Browser features have increasingly grown more powerful. Just a few newer features are:

The links above lead to the MDN pages including browser support. In general, Microsoft Edge or Explorer nearly never supports modern features. However, Microsoft’s browser usage is dropping steadily with Edge taking less than 3 percent of the market and Explorer taking less than 10 percent.

Solid, responsive web applications can be built for Opera, Safari, Chrome, and Firefox without entirely alienating all users but with a slightly outmoded design using CSS hacks or even web frameworks through header parsing.

Firefox, Chrome, and Safari continue to lead the pack in terms of support for newer features.

Device Usage

In terms of devices, the variety of tablet brands is growing. This is leading to a growth in the use of Android devices.

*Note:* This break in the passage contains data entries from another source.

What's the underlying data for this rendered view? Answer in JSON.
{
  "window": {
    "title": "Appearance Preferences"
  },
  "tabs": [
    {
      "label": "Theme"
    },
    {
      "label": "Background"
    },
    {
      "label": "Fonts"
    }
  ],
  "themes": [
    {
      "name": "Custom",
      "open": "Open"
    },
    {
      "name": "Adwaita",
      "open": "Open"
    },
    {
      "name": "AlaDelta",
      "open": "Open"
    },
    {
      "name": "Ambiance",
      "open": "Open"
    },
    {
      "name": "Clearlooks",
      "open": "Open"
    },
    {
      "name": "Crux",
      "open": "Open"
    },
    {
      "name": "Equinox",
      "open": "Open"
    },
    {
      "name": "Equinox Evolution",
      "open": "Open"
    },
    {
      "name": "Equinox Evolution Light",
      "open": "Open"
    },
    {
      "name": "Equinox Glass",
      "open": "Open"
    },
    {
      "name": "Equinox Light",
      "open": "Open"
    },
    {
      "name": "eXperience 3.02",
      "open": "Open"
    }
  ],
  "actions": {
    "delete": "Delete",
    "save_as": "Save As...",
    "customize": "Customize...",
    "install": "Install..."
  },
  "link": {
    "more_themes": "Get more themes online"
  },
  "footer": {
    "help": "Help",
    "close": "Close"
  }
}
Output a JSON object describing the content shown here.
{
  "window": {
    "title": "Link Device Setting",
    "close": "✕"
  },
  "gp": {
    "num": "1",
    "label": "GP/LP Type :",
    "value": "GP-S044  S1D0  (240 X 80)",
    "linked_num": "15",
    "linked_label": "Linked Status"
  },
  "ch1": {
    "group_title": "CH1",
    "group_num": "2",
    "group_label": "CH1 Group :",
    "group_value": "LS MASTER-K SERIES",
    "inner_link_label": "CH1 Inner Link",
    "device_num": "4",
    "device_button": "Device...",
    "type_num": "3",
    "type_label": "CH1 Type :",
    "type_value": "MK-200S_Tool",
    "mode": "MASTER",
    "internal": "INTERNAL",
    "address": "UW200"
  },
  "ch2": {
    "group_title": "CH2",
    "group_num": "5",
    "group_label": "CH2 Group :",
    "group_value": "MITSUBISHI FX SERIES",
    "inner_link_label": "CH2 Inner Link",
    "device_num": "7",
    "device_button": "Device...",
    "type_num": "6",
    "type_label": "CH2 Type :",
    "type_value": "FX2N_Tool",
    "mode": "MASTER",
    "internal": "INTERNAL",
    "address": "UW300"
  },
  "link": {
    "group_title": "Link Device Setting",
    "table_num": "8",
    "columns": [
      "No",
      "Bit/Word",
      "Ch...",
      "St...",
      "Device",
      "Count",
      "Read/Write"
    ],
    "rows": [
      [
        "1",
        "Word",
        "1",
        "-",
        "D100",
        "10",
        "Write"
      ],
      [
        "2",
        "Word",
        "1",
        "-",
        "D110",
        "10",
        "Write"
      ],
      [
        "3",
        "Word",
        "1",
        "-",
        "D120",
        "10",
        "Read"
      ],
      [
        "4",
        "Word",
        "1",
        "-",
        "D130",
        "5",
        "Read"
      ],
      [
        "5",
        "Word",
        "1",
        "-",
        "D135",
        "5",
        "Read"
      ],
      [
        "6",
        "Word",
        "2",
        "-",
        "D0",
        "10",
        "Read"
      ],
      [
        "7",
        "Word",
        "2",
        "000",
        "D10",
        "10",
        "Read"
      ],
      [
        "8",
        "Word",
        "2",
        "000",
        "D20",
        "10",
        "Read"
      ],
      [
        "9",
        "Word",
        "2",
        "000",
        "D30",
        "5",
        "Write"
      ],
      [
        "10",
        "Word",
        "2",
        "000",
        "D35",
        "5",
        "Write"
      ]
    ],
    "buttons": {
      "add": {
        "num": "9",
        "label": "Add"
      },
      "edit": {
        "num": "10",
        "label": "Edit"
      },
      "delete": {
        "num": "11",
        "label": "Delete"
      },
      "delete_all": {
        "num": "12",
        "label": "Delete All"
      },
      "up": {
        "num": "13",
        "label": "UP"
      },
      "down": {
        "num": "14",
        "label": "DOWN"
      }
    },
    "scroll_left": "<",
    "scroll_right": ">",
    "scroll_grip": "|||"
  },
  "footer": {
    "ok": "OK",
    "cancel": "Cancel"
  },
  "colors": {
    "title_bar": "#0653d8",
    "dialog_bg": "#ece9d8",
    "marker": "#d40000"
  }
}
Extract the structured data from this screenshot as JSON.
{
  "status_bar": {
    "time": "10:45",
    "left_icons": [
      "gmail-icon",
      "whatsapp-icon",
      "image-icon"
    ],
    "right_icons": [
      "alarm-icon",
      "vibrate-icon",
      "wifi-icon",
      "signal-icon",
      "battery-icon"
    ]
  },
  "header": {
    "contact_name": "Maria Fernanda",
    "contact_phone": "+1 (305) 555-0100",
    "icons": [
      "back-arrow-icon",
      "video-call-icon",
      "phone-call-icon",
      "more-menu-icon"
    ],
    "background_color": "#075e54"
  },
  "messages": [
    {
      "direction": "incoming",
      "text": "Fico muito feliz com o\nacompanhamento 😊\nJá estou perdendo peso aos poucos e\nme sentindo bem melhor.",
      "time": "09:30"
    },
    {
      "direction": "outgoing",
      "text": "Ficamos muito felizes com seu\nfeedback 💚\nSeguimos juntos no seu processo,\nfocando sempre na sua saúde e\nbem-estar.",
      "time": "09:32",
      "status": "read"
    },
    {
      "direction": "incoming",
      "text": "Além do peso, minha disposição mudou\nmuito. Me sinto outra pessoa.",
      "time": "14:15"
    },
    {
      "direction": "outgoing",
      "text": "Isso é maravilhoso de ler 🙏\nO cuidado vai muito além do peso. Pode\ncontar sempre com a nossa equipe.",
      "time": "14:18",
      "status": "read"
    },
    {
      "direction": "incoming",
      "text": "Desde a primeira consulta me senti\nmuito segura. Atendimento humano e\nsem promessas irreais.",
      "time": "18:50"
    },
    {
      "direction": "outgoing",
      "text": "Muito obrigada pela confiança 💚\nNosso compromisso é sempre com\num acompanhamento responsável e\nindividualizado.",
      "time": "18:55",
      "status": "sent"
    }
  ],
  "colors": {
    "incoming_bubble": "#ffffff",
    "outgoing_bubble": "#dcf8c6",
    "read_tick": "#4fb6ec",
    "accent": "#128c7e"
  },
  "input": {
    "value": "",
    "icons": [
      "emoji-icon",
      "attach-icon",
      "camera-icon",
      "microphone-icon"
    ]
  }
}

This will mean that browsers such as Chrome and Firefox will grow increasingly popular.

Apple continues to lose market share while Microsoft is gaining ground. This could be due to the poor practices of Apple in relation to copyrights and development.

Reactive Trend

The overall trend is towards responsive web development. Each page scales to nearly any resolution required with the exception of mobile which requires a separate site.

This trend carries towards features as well. The days of using stateful web design, jumping from page to page, are nearly dead. Each page is practically a

Future development and certainly my own are also abandoning the typical grid system. Divisions can now become polygons. It is possible to draw complex shapes with d3js.

Web Applications in Unexpected Places

Anything and everything is becoming possible. Web applications are achieving the same power as desktop and mobile applications. However, security will still be a concern.

This power includes on the monitoring side of the IOT sphere. With the ability to launch a browser through tools such as QT and PyQT,  web applications will start showing up in unexpected places.

Consequently, web sockets, RTC, MQPP, and XMPP  will likely grow in popularity.

Screen Sizes

Screens have grown in resolution at the low and high end as expected. Since 2012, screen resolutions have grown from 960 x 720 for an IPAD to 1024 x 768 as well as up to 1366 x 768 on desktop, up from 1280 x 800.

A basic website should be safe coding, in 2018 using:

  • 960 x 720: Older Generation IPads
  • 1024 x 768: Newer Generation of IPads and older desktop screens
  • 1280 x 800: For older screens
  • 1366 x 768: The most common resolution of 2018
  • 1920 x 1080: The future most popular resolution

To stay relevant, plan on coding for both Ipad resolutions as low as 960 x 702 and desktop resolutions as high as 1920 x 1080. My own sites split this resolution into 7 different tiers.

Of course, create a mobile site as well at about 420 width.

The tiers I use are:

  • 900 – 999 width
  • 1000 – 1199 width
  • 12000 – 12299 width (some computers have bizarre resolutions in this range)
  • 1300-1399 width
  • 1400-1599 width
  • 1600 – 1799 width
  • 1800+ width


Frameworks have not changed much but have gotten better. Django now supports channels, Spring has been fully coupled with boot for some time, and Flask is becoming more secure.

More interestingly, React has gained ground due to the power it maintains in building responsive applications. This is really nothing new.

Personally, I utilize Django these days with Flask for micro-services. This allows me to  maintain as single stack for both my front and back-end which utilizes Celery,  Thespian, PyTorch, and Python’s other powerful data tools.